- [Work to complete]: Without skipping anything, write out each record below exactly.

━━ Supplied records ━━

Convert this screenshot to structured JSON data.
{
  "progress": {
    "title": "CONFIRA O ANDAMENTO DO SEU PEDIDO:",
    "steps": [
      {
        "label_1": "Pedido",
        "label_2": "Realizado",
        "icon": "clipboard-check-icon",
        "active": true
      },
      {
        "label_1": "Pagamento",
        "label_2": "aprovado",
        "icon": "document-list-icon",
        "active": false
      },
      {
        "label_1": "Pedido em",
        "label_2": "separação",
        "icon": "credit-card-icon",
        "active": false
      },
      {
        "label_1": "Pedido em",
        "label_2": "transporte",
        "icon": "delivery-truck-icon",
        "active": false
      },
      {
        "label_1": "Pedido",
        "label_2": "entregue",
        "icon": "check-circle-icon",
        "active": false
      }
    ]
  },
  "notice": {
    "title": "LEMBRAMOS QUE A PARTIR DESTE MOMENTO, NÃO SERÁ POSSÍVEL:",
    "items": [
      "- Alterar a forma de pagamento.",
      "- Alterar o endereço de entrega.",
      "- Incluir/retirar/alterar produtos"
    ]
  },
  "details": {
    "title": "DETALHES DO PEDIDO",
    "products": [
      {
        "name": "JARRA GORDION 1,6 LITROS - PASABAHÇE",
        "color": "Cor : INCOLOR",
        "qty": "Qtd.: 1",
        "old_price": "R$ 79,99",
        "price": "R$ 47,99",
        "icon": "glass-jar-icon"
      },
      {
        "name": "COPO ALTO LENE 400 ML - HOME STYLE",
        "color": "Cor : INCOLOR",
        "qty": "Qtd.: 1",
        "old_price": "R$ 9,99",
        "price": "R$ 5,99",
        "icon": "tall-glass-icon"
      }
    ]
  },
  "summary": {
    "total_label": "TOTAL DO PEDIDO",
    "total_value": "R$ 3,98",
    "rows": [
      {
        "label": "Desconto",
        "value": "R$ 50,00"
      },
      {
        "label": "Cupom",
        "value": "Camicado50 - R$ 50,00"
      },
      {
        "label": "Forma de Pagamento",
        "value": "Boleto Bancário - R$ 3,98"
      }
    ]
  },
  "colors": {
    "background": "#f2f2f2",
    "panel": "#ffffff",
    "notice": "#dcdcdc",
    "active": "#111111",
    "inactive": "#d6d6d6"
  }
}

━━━

- [Exercise answer]:
Convert this screenshot to structured JSON data.
{
  "progress": {
    "title": "CONFIRA O ANDAMENTO DO SEU PEDIDO:",
    "steps": [
      {
        "label_1": "Pedido",
        "label_2": "Realizado",
        "icon": "clipboard-check-icon",
        "active": true
      },
      {
        "label_1": "Pagamento",
        "label_2": "aprovado",
        "icon": "document-list-icon",
        "active": false
      },
      {
        "label_1": "Pedido em",
        "label_2": "separação",
        "icon": "credit-card-icon",
        "active": false
      },
      {
        "label_1": "Pedido em",
        "label_2": "transporte",
        "icon": "delivery-truck-icon",
        "active": false
      },
      {
        "label_1": "Pedido",
        "label_2": "entregue",
        "icon": "check-circle-icon",
        "active": false
      }
    ]
  },
  "notice": {
    "title": "LEMBRAMOS QUE A PARTIR DESTE MOMENTO, NÃO SERÁ POSSÍVEL:",
    "items": [
      "- Alterar a forma de pagamento.",
      "- Alterar o endereço de entrega.",
      "- Incluir/retirar/alterar produtos"
    ]
  },
  "details": {
    "title": "DETALHES DO PEDIDO",
    "products": [
      {
        "name": "JARRA GORDION 1,6 LITROS - PASABAHÇE",
        "color": "Cor : INCOLOR",
        "qty": "Qtd.: 1",
        "old_price": "R$ 79,99",
        "price": "R$ 47,99",
        "icon": "glass-jar-icon"
      },
      {
        "name": "COPO ALTO LENE 400 ML - HOME STYLE",
        "color": "Cor : INCOLOR",
        "qty": "Qtd.: 1",
        "old_price": "R$ 9,99",
        "price": "R$ 5,99",
        "icon": "tall-glass-icon"
      }
    ]
  },
  "summary": {
    "total_label": "TOTAL DO PEDIDO",
    "total_value": "R$ 3,98",
    "rows": [
      {
        "label": "Desconto",
        "value": "R$ 50,00"
      },
      {
        "label": "Cupom",
        "value": "Camicado50 - R$ 50,00"
      },
      {
        "label": "Forma de Pagamento",
        "value": "Boleto Bancário - R$ 3,98"
      }
    ]
  },
  "colors": {
    "background": "#f2f2f2",
    "panel": "#ffffff",
    "notice": "#dcdcdc",
    "active": "#111111",
    "inactive": "#d6d6d6"
  }
}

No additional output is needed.